[...] The one thing we had in great abundance was the Washington State flowering tree, the rhododendron. I therefore was obliged to use these gaudy plants, but I tried to hold the color down as much as possible.

From Miller Library archives 6/20/13: pic from SJG photo-album 1960 - looks like construction of  zig-zag bridge?

[...] I had been alerted that the Crown Prince and Princess might be visiting the garden and that they would be prepared to plant the trees of their respective families - the white cherry and the white birch.  Sites for those trees were selected. Finally, on June 5. 1960, the garden was opened. That morning a plaque, designed by Calligraphy Master Ryutaro Higashi at the request of the Mayor of Tokyo, Mr. Azuma, arrived by airmail. The plaque read "Peace and Tranquility" (wake), and it was put in place under the gable of the teahouse by Seattle city officials.  [...]

From Miller Library archives 6/20/13: pic from SJG photo-album 1960 -Suhama building?

Other interesting things on the topic:
The Miller Library page on the Iida's scroll here:

The Seattle Times 'Arboretum Dilemma: Access Or Authenticity?' article from 1997:

2002 article from Seattle Times on 'A Seattle treasure lovingly restored':

More Seattle Times articles on SJG here:

Saturday, June 1, 2013

Yakima students compose haiku in the Garden

by Cara and aleks
SJG • 5/31/13 - 8th graders from Franklin Middle School in Yakima visiting the Garden

Welcome to this place
where beauty will inspire you -
Be one with nature

Haiku composed collectively by Franklin Middle School 
8th grade students in docent Cara's group

aleks: In May and June Seattle Japanese Garden gets many visitors from schools, some close by and some not so close; there are teachers who bring their pupils to the Garden every year, some because they study Pacific Rim countries, some because they study Japanese language and culture, and some just because.

Franklin Middle School in Yakima is one of those schools -  each year teacher  Mike Fry brings his 8th graders all the way to Seattle to experience Japanese Garden and culture to complement their Japanese studies. The students had to be in school at 6:30 am yesterday, Friday, and left on the bus at 7:15 to make it for the 11:00 am tour.  They were very bright and open to the experience and it was an immense pleasure to share the Garden with them. After the Garden tour they headed to Westlake mall to explore a Japanese shop there and for lunch in Uwajimaya - a huge Japanese grocery/gift/eatery center in International District.

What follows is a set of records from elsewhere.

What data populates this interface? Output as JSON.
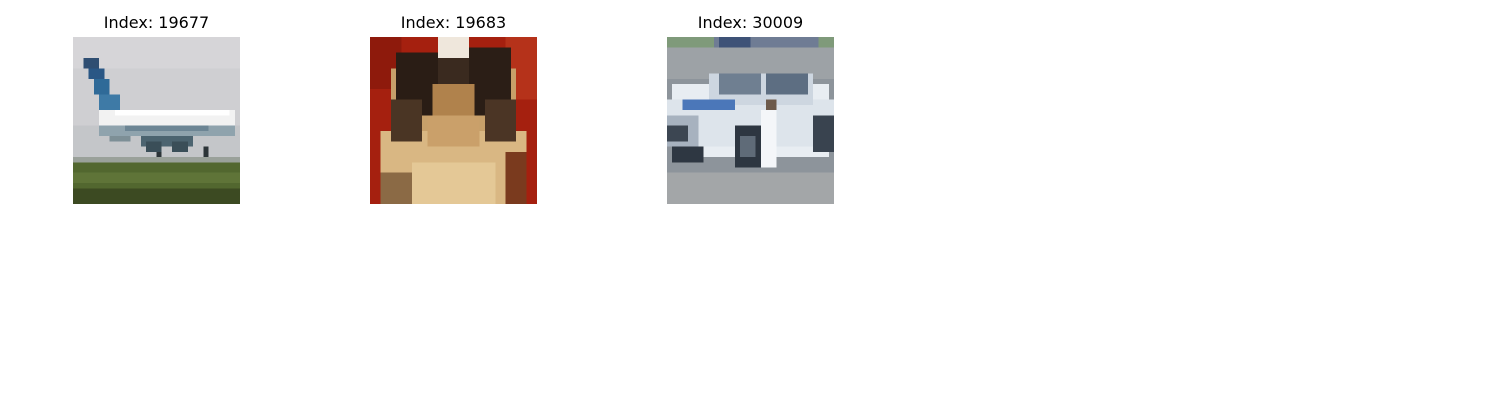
{
  "panels": [
    {
      "title": "Index: 19677",
      "subject": "airplane"
    },
    {
      "title": "Index: 19683",
      "subject": "dog"
    },
    {
      "title": "Index: 30009",
      "subject": "car"
    }
  ]
}
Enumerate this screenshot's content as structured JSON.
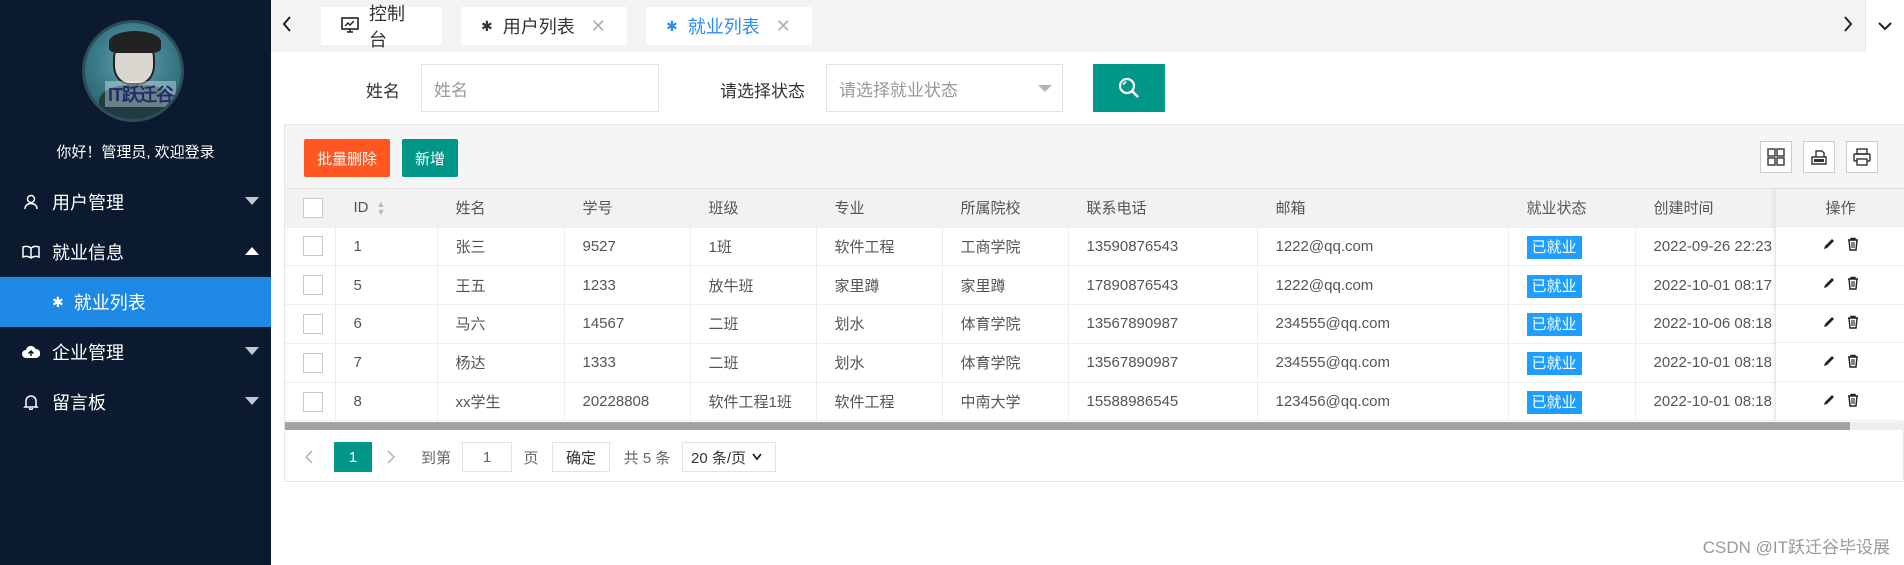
{
  "sidebar": {
    "welcome": "你好！管理员, 欢迎登录",
    "avatar_text": "IT跃迁谷",
    "items": [
      {
        "label": "用户管理",
        "icon": "user-icon"
      },
      {
        "label": "就业信息",
        "icon": "book-icon",
        "expanded": true
      },
      {
        "label": "企业管理",
        "icon": "cloud-upload-icon"
      },
      {
        "label": "留言板",
        "icon": "bell-icon"
      }
    ],
    "sub_item": {
      "label": "就业列表",
      "icon": "palm-icon"
    }
  },
  "tabs": [
    {
      "label": "控制台",
      "icon": "monitor-icon"
    },
    {
      "label": "用户列表",
      "icon": "palm-icon"
    },
    {
      "label": "就业列表",
      "icon": "palm-icon",
      "active": true
    }
  ],
  "search": {
    "name_label": "姓名",
    "name_placeholder": "姓名",
    "status_label": "请选择状态",
    "status_placeholder": "请选择就业状态"
  },
  "toolbar": {
    "batch_delete": "批量删除",
    "add": "新增"
  },
  "table": {
    "columns": [
      "ID",
      "姓名",
      "学号",
      "班级",
      "专业",
      "所属院校",
      "联系电话",
      "邮箱",
      "就业状态",
      "创建时间",
      "操作"
    ],
    "rows": [
      [
        "1",
        "张三",
        "9527",
        "1班",
        "软件工程",
        "工商学院",
        "13590876543",
        "1222@qq.com",
        "已就业",
        "2022-09-26 22:23"
      ],
      [
        "5",
        "王五",
        "1233",
        "放牛班",
        "家里蹲",
        "家里蹲",
        "17890876543",
        "1222@qq.com",
        "已就业",
        "2022-10-01 08:17"
      ],
      [
        "6",
        "马六",
        "14567",
        "二班",
        "划水",
        "体育学院",
        "13567890987",
        "234555@qq.com",
        "已就业",
        "2022-10-06 08:18"
      ],
      [
        "7",
        "杨达",
        "1333",
        "二班",
        "划水",
        "体育学院",
        "13567890987",
        "234555@qq.com",
        "已就业",
        "2022-10-01 08:18"
      ],
      [
        "8",
        "xx学生",
        "20228808",
        "软件工程1班",
        "软件工程",
        "中南大学",
        "15588986545",
        "123456@qq.com",
        "已就业",
        "2022-10-01 08:18"
      ]
    ]
  },
  "pager": {
    "current": "1",
    "goto_label": "到第",
    "goto_value": "1",
    "page_unit": "页",
    "confirm": "确定",
    "total": "共 5 条",
    "page_size": "20 条/页"
  },
  "colors": {
    "sidebar_bg": "#0b1a2e",
    "active_blue": "#1e88e5",
    "teal": "#009688",
    "danger": "#ff5722",
    "status_blue": "#1e9fff"
  },
  "watermark": "CSDN @IT跃迁谷毕设展"
}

Creative use of  pause...After the tour docent Cara told me that her group's haiku-writing naturally rose from the need to pause when Bev's and my groups were occupying the spots Cara intended to take her visitors to, and they were forced to wait...

Cara: We were in the azumaya, talking about how shelters are used for creative reflection. As the students looked out onto the garden, I asked if they knew about haiku, and we reviewed its form. 'Welcome to this place.' I nudged them with that sentence. They became quiet - a few gestured with fingers as they silently counted the syllables in thoughts they weren't ready to share out loud. A few moments later, someone offered 'where beauty will inspire you.'  Students took turns reciting the two lines and worked together to refine them. After another quiet moment, 'Be one with nature' was offered by another student. We recited our 17-syllable poem again and again, and later, it was fun to have an audience as another group approached us at the end of our garden stroll. I won't ever forget the haiku, or the wonderful group that created it.

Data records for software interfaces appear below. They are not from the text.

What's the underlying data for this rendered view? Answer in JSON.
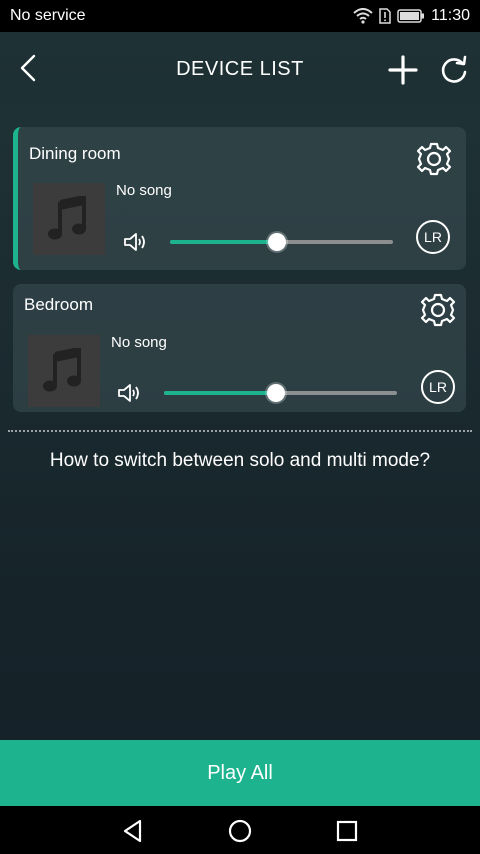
{
  "status_bar": {
    "carrier": "No service",
    "time": "11:30",
    "icons": [
      "wifi-icon",
      "sim-alert-icon",
      "battery-icon"
    ]
  },
  "header": {
    "title": "DEVICE LIST",
    "icons": [
      "back-arrow-icon",
      "plus-icon",
      "refresh-icon"
    ]
  },
  "devices": [
    {
      "name": "Dining room",
      "song": "No song",
      "volume_percent": 48,
      "channel": "LR",
      "selected": true
    },
    {
      "name": "Bedroom",
      "song": "No song",
      "volume_percent": 48,
      "channel": "LR",
      "selected": false
    }
  ],
  "help_text": "How to switch between solo and multi mode?",
  "play_all_label": "Play All",
  "nav_bar": {
    "icons": [
      "back-triangle-icon",
      "home-circle-icon",
      "recents-square-icon"
    ]
  },
  "colors": {
    "accent": "#1db38f",
    "background": "#1c2c31"
  }
}
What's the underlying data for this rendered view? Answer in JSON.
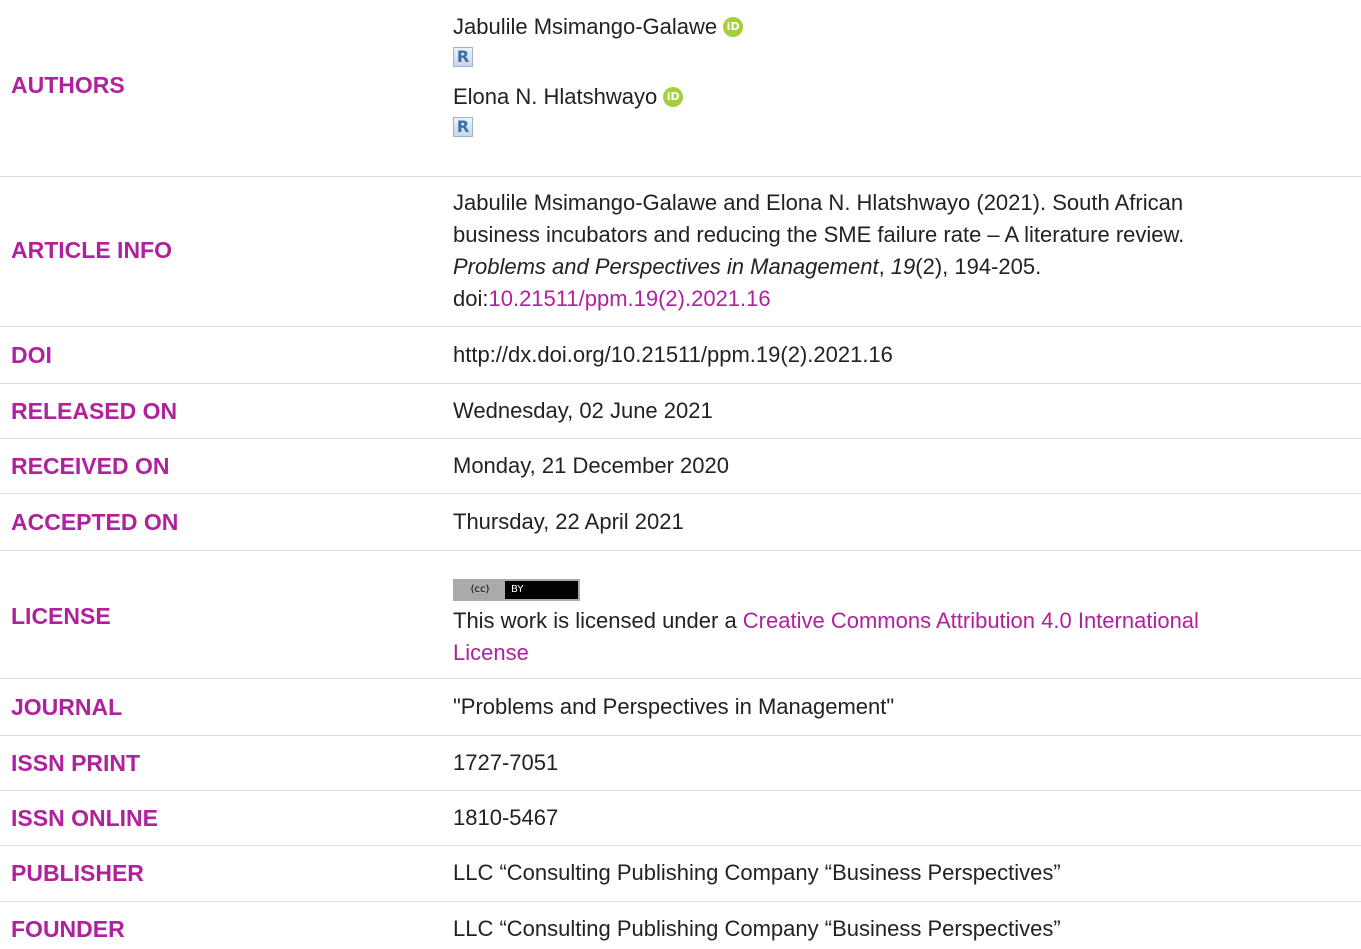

aleks: How did you review the haiku form?  Did the students know anything about haiku, or did you have to explain from the beginning?

Cara: I just asked them to tell me what a haiku was, and students volunteered what they'd learned, according to one  student, 'in the fourth grade'. Although I didn't make sure everyone understood the 5 - 7 - 5 structure, it didn't take long for the group to put their creative juices together to compose their own haiku.

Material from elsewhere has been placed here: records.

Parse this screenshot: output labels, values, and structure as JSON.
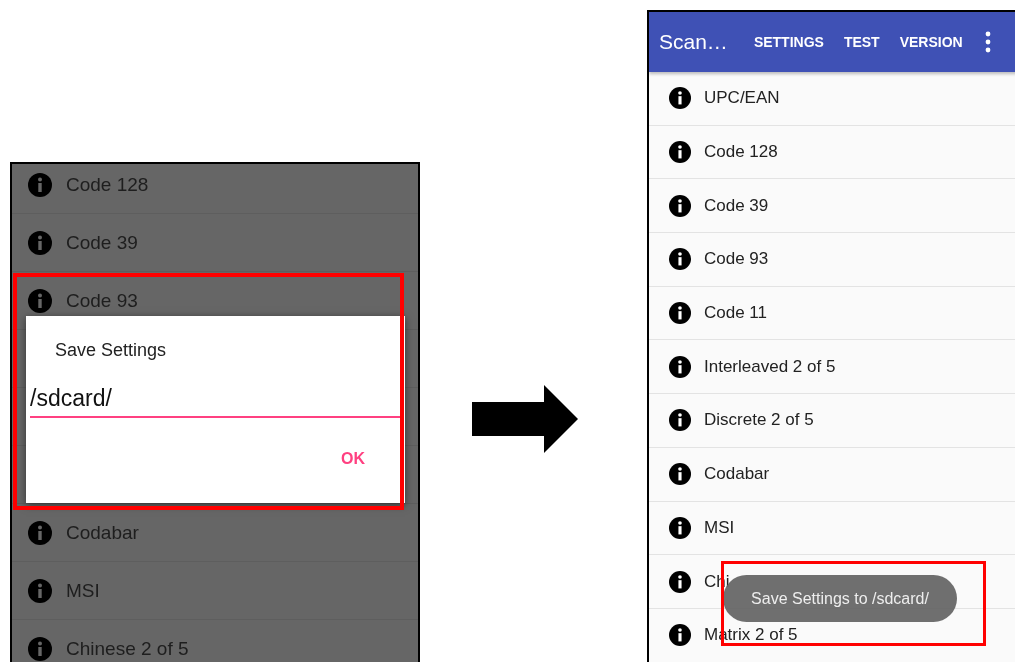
{
  "left_screen": {
    "items_above": [
      "Code 128",
      "Code 39",
      "Code 93"
    ],
    "items_below": [
      "Codabar",
      "MSI",
      "Chinese 2 of 5"
    ],
    "dialog": {
      "title": "Save Settings",
      "field_value": "/sdcard/",
      "button": "OK"
    }
  },
  "right_screen": {
    "app_bar": {
      "title": "Scan…",
      "actions": [
        "SETTINGS",
        "TEST",
        "VERSION"
      ]
    },
    "list_items": [
      "UPC/EAN",
      "Code 128",
      "Code 39",
      "Code 93",
      "Code 11",
      "Interleaved 2 of 5",
      "Discrete 2 of 5",
      "Codabar",
      "MSI",
      "Chi",
      "Matrix 2 of 5"
    ],
    "toast": "Save Settings to /sdcard/"
  }
}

SJG  • 5/26/13 -styrax obassia - Japanese snow bell tree
at the SE corner of the Tea House garden blooming profusely now

Hi to Franklin Middle School Yakima students from the guides in SJG! waving hands - please visit us again!